- _Task description_:
Apart from the pictures, print the data below exactly as given.
[[ Provided entries, beginning ]]
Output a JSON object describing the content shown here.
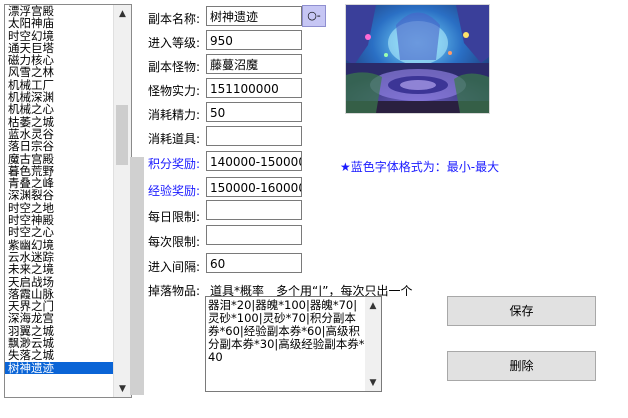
{
  "list": {
    "items": [
      "漂浮宫殿",
      "太阳神庙",
      "时空幻境",
      "通天巨塔",
      "磁力核心",
      "风雪之林",
      "机械工厂",
      "机械深渊",
      "机械之心",
      "枯萎之城",
      "蓝水灵谷",
      "落日宗谷",
      "魔古宫殿",
      "暮色荒野",
      "青叠之峰",
      "深渊裂谷",
      "时空之地",
      "时空神殿",
      "时空之心",
      "紫幽幻境",
      "云水迷踪",
      "未来之境",
      "天启战场",
      "落霞山脉",
      "天界之门",
      "深海龙宫",
      "羽翼之城",
      "飘渺云城",
      "失落之城",
      "树神遗迹"
    ],
    "selected_index": 29
  },
  "form": {
    "name_label": "副本名称:",
    "name_value": "树神遗迹",
    "dropdown_label": "○-",
    "level_label": "进入等级:",
    "level_value": "950",
    "monster_label": "副本怪物:",
    "monster_value": "藤蔓沼魔",
    "power_label": "怪物实力:",
    "power_value": "151100000",
    "energy_label": "消耗精力:",
    "energy_value": "50",
    "item_label": "消耗道具:",
    "item_value": "",
    "points_label": "积分奖励:",
    "points_value": "140000-150000",
    "exp_label": "经验奖励:",
    "exp_value": "150000-160000",
    "daily_label": "每日限制:",
    "daily_value": "",
    "each_label": "每次限制:",
    "each_value": "",
    "interval_label": "进入间隔:",
    "interval_value": "60"
  },
  "note": "★蓝色字体格式为：最小-最大",
  "drops": {
    "label": "掉落物品:",
    "hint": "道具*概率　多个用“|”，每次只出一个",
    "value": "器泪*20|器魄*100|器魄*70|灵砂*100|灵砂*70|积分副本券*60|经验副本券*60|高级积分副本券*30|高级经验副本券*40"
  },
  "buttons": {
    "save": "保存",
    "delete": "删除"
  },
  "colors": {
    "selection": "#0a64d6",
    "blue_label": "#1a1aff",
    "dropdown_button": "#c6c6f4"
  },
  "icons": {
    "scroll_up": "triangle-up-icon",
    "scroll_down": "triangle-down-icon"
  }
}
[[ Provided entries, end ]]
- _Expected answer_:
Output a JSON object describing the content shown here.
{
  "list": {
    "items": [
      "漂浮宫殿",
      "太阳神庙",
      "时空幻境",
      "通天巨塔",
      "磁力核心",
      "风雪之林",
      "机械工厂",
      "机械深渊",
      "机械之心",
      "枯萎之城",
      "蓝水灵谷",
      "落日宗谷",
      "魔古宫殿",
      "暮色荒野",
      "青叠之峰",
      "深渊裂谷",
      "时空之地",
      "时空神殿",
      "时空之心",
      "紫幽幻境",
      "云水迷踪",
      "未来之境",
      "天启战场",
      "落霞山脉",
      "天界之门",
      "深海龙宫",
      "羽翼之城",
      "飘渺云城",
      "失落之城",
      "树神遗迹"
    ],
    "selected_index": 29
  },
  "form": {
    "name_label": "副本名称:",
    "name_value": "树神遗迹",
    "dropdown_label": "○-",
    "level_label": "进入等级:",
    "level_value": "950",
    "monster_label": "副本怪物:",
    "monster_value": "藤蔓沼魔",
    "power_label": "怪物实力:",
    "power_value": "151100000",
    "energy_label": "消耗精力:",
    "energy_value": "50",
    "item_label": "消耗道具:",
    "item_value": "",
    "points_label": "积分奖励:",
    "points_value": "140000-150000",
    "exp_label": "经验奖励:",
    "exp_value": "150000-160000",
    "daily_label": "每日限制:",
    "daily_value": "",
    "each_label": "每次限制:",
    "each_value": "",
    "interval_label": "进入间隔:",
    "interval_value": "60"
  },
  "note": "★蓝色字体格式为：最小-最大",
  "drops": {
    "label": "掉落物品:",
    "hint": "道具*概率　多个用“|”，每次只出一个",
    "value": "器泪*20|器魄*100|器魄*70|灵砂*100|灵砂*70|积分副本券*60|经验副本券*60|高级积分副本券*30|高级经验副本券*40"
  },
  "buttons": {
    "save": "保存",
    "delete": "删除"
  },
  "colors": {
    "selection": "#0a64d6",
    "blue_label": "#1a1aff",
    "dropdown_button": "#c6c6f4"
  },
  "icons": {
    "scroll_up": "triangle-up-icon",
    "scroll_down": "triangle-down-icon"
  }
}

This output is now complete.